The new chancellor has told Treasury officials they must aim to return economic growth to a level barely seen since the 2008 financial crash, ahead of a tax-slashing mini-budget.
Kwasi Kwarteng told his department it needed to focus entirely on an annual 2.5 per cent rise, after Liz Truss won the Tory leadership blaming its “orthodoxy” for the UK’s feeble economic record.
His arrival as chancellor was marked by the shock dismissal of Tom Scholar, the Treasury’s highly-experienced permanent secretary – a move attacked by former senior civil servants.
Mr Kwarteng told his officials the sacking would not be the start of further big changes at the top, according to a source who spoke to The Financial Times.
But he demanded the new focus “entirely on growth”, the person on the call said, adding: “He said there was a need to do things differently under fresh leadership.”
The chancellor argued that returning annual growth to 2.5 per cent – its long-run average before the 2008-09 crisis – would allow the UK to cut its huge budget deficit in the medium term.
However, the rate was achieved in only two years during the decade of austerity and the UK’s growth potential has now been cut sharply by leaving the EU single market and customs union.
The budget deficit is set to mushroom because of the energy price freeze – expected to cost up to £150bn – and the £30bn of tax cuts that will be at the heart of the mini-budget.
Expected on Thursday next week, it is set to fulfil Ms Truss’s campaign pledges to reverse April’s rise in national insurance contributions and axe next year’s planned hike in corporation tax from 19 per cent to 25 per cent.
The government is also under fierce pressure to reveal the expected cost of a two-year “energy price guarantee”, an omission described as “extraordinary” by the head of the Institute for Fiscal Studies.
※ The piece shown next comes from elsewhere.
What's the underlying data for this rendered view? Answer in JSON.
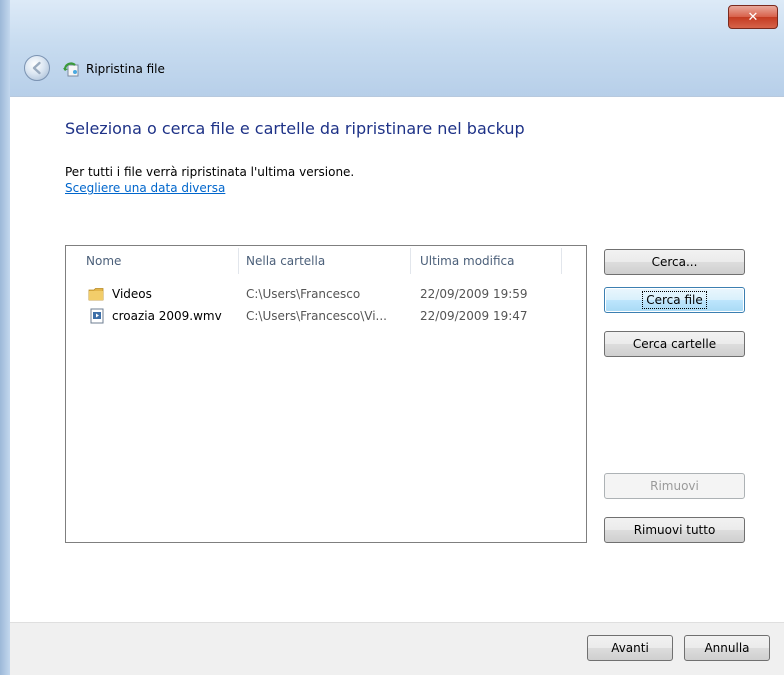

Paul Johnson warned the freeze must be replaced by “something better next winter” because it will cost up to £150bn, rather than lasting until 2024.
“This could actually turn out to be the biggest single fiscal announcement in my lifetime, because this could cost £150bn,” he said – calling it “incredibly expensive” and “totally untargeted”.
Ms Truss railed against a decade or more of Treasury failure during her successful Tory leadership race, claiming it had failed governments of both colours.
She attacked “the so-called abacus economics that the Treasury orthodoxy has promoted for years”, arguing: “It hasn’t worked in our economy because what we have ended up with is high tax, high spending and low growth.”
But economists argue growth flows from higher investment and productivity – warning unfunded tax cuts will simply fuel inflation in their absence.